The decision on the financing of a controversial incinerator project in Norfolk has been delayed in the face of public opposition.
Defra secretary of state Caroline Spelman has withheld release of credits for the £500m Willows Power and Recycling Facility on the outskirts of King’s Lynn because of concern about the “large volume of objections”.
A local government source told MRW it “threw the whole of the government’s waste strategy into question” and other departments, including Communities and Local Government, were said to be concerned by the decision.
Norfolk County Council had secured provisional credits to help offset the cost of the project and was expecting confirmation of their final release based on a business case which the council said had “already met stringent Government value-for-money tests”.
The council has released a letter from Spelman saying she wanted more evidence the scheme met a criterion that: “Proposals should demonstrate that other relevant authorities, the public and interested parties have been consulted and that there is a broad consensus supporting a recognised long term waste management strategy which is reflected in the proposed solution”.
One source said the move followed pressure from local MPs, including Foreign Office minister Henry Bellingham, who represents North West Norfolk.
Speaking from an official trip in Africa, Bellingham told MRW: “This is not the right technology for dealing with Norfolk’s waste. It’s a huge project that won’t just take the county’s waste but waste from across the region. I don’t think that any company can push something like this through without some support from local people.”
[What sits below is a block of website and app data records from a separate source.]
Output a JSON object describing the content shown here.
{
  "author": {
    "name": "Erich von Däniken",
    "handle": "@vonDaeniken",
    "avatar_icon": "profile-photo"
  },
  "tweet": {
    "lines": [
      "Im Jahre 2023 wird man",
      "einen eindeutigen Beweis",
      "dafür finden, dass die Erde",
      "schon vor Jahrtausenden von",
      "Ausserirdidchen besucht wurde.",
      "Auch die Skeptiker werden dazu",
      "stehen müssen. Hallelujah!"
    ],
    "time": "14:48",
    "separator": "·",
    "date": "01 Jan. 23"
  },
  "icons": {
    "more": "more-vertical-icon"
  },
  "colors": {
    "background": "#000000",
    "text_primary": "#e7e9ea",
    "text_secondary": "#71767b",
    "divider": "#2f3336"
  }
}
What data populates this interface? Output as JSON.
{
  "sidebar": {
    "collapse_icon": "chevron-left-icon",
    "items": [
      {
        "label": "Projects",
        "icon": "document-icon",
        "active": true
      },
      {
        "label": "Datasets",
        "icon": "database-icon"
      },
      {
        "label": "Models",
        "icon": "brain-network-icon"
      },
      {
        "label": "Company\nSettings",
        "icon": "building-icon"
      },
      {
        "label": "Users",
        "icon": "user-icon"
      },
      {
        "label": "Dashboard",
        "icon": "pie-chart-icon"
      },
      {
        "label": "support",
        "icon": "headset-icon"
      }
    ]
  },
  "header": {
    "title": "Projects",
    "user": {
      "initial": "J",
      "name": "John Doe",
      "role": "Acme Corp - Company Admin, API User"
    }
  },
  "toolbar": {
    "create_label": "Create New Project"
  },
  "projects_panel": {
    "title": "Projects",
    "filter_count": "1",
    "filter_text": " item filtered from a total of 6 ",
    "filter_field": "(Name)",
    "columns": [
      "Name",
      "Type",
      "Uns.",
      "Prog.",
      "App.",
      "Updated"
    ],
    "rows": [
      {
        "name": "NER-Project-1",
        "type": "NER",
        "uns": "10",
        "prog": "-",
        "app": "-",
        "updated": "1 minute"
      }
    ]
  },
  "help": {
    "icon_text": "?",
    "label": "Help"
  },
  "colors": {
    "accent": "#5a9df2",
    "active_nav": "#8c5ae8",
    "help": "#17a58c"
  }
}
Cory Environmental teamed with US firm Wheelabrator to design, build, and operate the 268,000 tonne facility.